RECORDS PROVIDED section start

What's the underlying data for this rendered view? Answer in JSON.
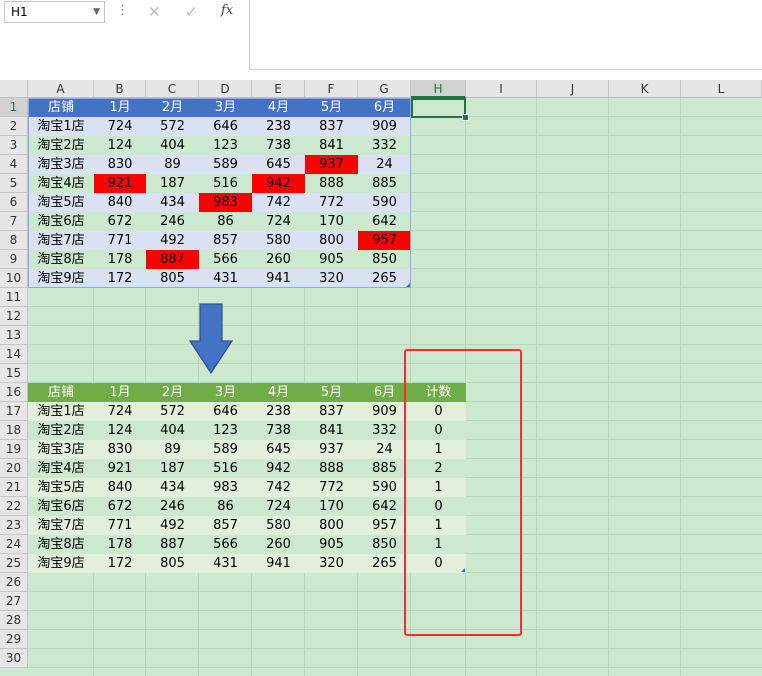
{
  "formula_bar": {
    "name_box": "H1",
    "cancel_icon": "✕",
    "enter_icon": "✓",
    "fx_label": "fx",
    "formula": ""
  },
  "columns": [
    "A",
    "B",
    "C",
    "D",
    "E",
    "F",
    "G",
    "H",
    "I",
    "J",
    "K",
    "L"
  ],
  "selected_column": "H",
  "selected_row": 1,
  "rows": [
    "1",
    "2",
    "3",
    "4",
    "5",
    "6",
    "7",
    "8",
    "9",
    "10",
    "11",
    "12",
    "13",
    "14",
    "15",
    "16",
    "17",
    "18",
    "19",
    "20",
    "21",
    "22",
    "23",
    "24",
    "25",
    "26",
    "27",
    "28",
    "29",
    "30"
  ],
  "colors": {
    "table1_header": "#4472c4",
    "table1_band_odd": "#d9e1f2",
    "table1_band_even": "#cce8cf",
    "table2_header": "#70ad47",
    "table2_band_odd": "#e2efda",
    "table2_band_even": "#cce8cf",
    "highlight": "#ff0000",
    "arrow": "#4472c4",
    "annotation_box": "#ff2a2a"
  },
  "table1": {
    "headers": [
      "店铺",
      "1月",
      "2月",
      "3月",
      "4月",
      "5月",
      "6月"
    ],
    "rows": [
      [
        "淘宝1店",
        "724",
        "572",
        "646",
        "238",
        "837",
        "909"
      ],
      [
        "淘宝2店",
        "124",
        "404",
        "123",
        "738",
        "841",
        "332"
      ],
      [
        "淘宝3店",
        "830",
        "89",
        "589",
        "645",
        "937",
        "24"
      ],
      [
        "淘宝4店",
        "921",
        "187",
        "516",
        "942",
        "888",
        "885"
      ],
      [
        "淘宝5店",
        "840",
        "434",
        "983",
        "742",
        "772",
        "590"
      ],
      [
        "淘宝6店",
        "672",
        "246",
        "86",
        "724",
        "170",
        "642"
      ],
      [
        "淘宝7店",
        "771",
        "492",
        "857",
        "580",
        "800",
        "957"
      ],
      [
        "淘宝8店",
        "178",
        "887",
        "566",
        "260",
        "905",
        "850"
      ],
      [
        "淘宝9店",
        "172",
        "805",
        "431",
        "941",
        "320",
        "265"
      ]
    ],
    "highlights": [
      [
        2,
        5
      ],
      [
        3,
        1
      ],
      [
        3,
        4
      ],
      [
        4,
        3
      ],
      [
        6,
        6
      ],
      [
        7,
        2
      ]
    ]
  },
  "table2": {
    "headers": [
      "店铺",
      "1月",
      "2月",
      "3月",
      "4月",
      "5月",
      "6月",
      "计数"
    ],
    "rows": [
      [
        "淘宝1店",
        "724",
        "572",
        "646",
        "238",
        "837",
        "909",
        "0"
      ],
      [
        "淘宝2店",
        "124",
        "404",
        "123",
        "738",
        "841",
        "332",
        "0"
      ],
      [
        "淘宝3店",
        "830",
        "89",
        "589",
        "645",
        "937",
        "24",
        "1"
      ],
      [
        "淘宝4店",
        "921",
        "187",
        "516",
        "942",
        "888",
        "885",
        "2"
      ],
      [
        "淘宝5店",
        "840",
        "434",
        "983",
        "742",
        "772",
        "590",
        "1"
      ],
      [
        "淘宝6店",
        "672",
        "246",
        "86",
        "724",
        "170",
        "642",
        "0"
      ],
      [
        "淘宝7店",
        "771",
        "492",
        "857",
        "580",
        "800",
        "957",
        "1"
      ],
      [
        "淘宝8店",
        "178",
        "887",
        "566",
        "260",
        "905",
        "850",
        "1"
      ],
      [
        "淘宝9店",
        "172",
        "805",
        "431",
        "941",
        "320",
        "265",
        "0"
      ]
    ]
  }
}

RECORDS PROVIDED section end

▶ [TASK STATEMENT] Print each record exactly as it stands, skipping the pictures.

▶ [OUTPUT BELOW]
What's the underlying data for this rendered view? Answer in JSON.
{
  "formula_bar": {
    "name_box": "H1",
    "cancel_icon": "✕",
    "enter_icon": "✓",
    "fx_label": "fx",
    "formula": ""
  },
  "columns": [
    "A",
    "B",
    "C",
    "D",
    "E",
    "F",
    "G",
    "H",
    "I",
    "J",
    "K",
    "L"
  ],
  "selected_column": "H",
  "selected_row": 1,
  "rows": [
    "1",
    "2",
    "3",
    "4",
    "5",
    "6",
    "7",
    "8",
    "9",
    "10",
    "11",
    "12",
    "13",
    "14",
    "15",
    "16",
    "17",
    "18",
    "19",
    "20",
    "21",
    "22",
    "23",
    "24",
    "25",
    "26",
    "27",
    "28",
    "29",
    "30"
  ],
  "colors": {
    "table1_header": "#4472c4",
    "table1_band_odd": "#d9e1f2",
    "table1_band_even": "#cce8cf",
    "table2_header": "#70ad47",
    "table2_band_odd": "#e2efda",
    "table2_band_even": "#cce8cf",
    "highlight": "#ff0000",
    "arrow": "#4472c4",
    "annotation_box": "#ff2a2a"
  },
  "table1": {
    "headers": [
      "店铺",
      "1月",
      "2月",
      "3月",
      "4月",
      "5月",
      "6月"
    ],
    "rows": [
      [
        "淘宝1店",
        "724",
        "572",
        "646",
        "238",
        "837",
        "909"
      ],
      [
        "淘宝2店",
        "124",
        "404",
        "123",
        "738",
        "841",
        "332"
      ],
      [
        "淘宝3店",
        "830",
        "89",
        "589",
        "645",
        "937",
        "24"
      ],
      [
        "淘宝4店",
        "921",
        "187",
        "516",
        "942",
        "888",
        "885"
      ],
      [
        "淘宝5店",
        "840",
        "434",
        "983",
        "742",
        "772",
        "590"
      ],
      [
        "淘宝6店",
        "672",
        "246",
        "86",
        "724",
        "170",
        "642"
      ],
      [
        "淘宝7店",
        "771",
        "492",
        "857",
        "580",
        "800",
        "957"
      ],
      [
        "淘宝8店",
        "178",
        "887",
        "566",
        "260",
        "905",
        "850"
      ],
      [
        "淘宝9店",
        "172",
        "805",
        "431",
        "941",
        "320",
        "265"
      ]
    ],
    "highlights": [
      [
        2,
        5
      ],
      [
        3,
        1
      ],
      [
        3,
        4
      ],
      [
        4,
        3
      ],
      [
        6,
        6
      ],
      [
        7,
        2
      ]
    ]
  },
  "table2": {
    "headers": [
      "店铺",
      "1月",
      "2月",
      "3月",
      "4月",
      "5月",
      "6月",
      "计数"
    ],
    "rows": [
      [
        "淘宝1店",
        "724",
        "572",
        "646",
        "238",
        "837",
        "909",
        "0"
      ],
      [
        "淘宝2店",
        "124",
        "404",
        "123",
        "738",
        "841",
        "332",
        "0"
      ],
      [
        "淘宝3店",
        "830",
        "89",
        "589",
        "645",
        "937",
        "24",
        "1"
      ],
      [
        "淘宝4店",
        "921",
        "187",
        "516",
        "942",
        "888",
        "885",
        "2"
      ],
      [
        "淘宝5店",
        "840",
        "434",
        "983",
        "742",
        "772",
        "590",
        "1"
      ],
      [
        "淘宝6店",
        "672",
        "246",
        "86",
        "724",
        "170",
        "642",
        "0"
      ],
      [
        "淘宝7店",
        "771",
        "492",
        "857",
        "580",
        "800",
        "957",
        "1"
      ],
      [
        "淘宝8店",
        "178",
        "887",
        "566",
        "260",
        "905",
        "850",
        "1"
      ],
      [
        "淘宝9店",
        "172",
        "805",
        "431",
        "941",
        "320",
        "265",
        "0"
      ]
    ]
  }
}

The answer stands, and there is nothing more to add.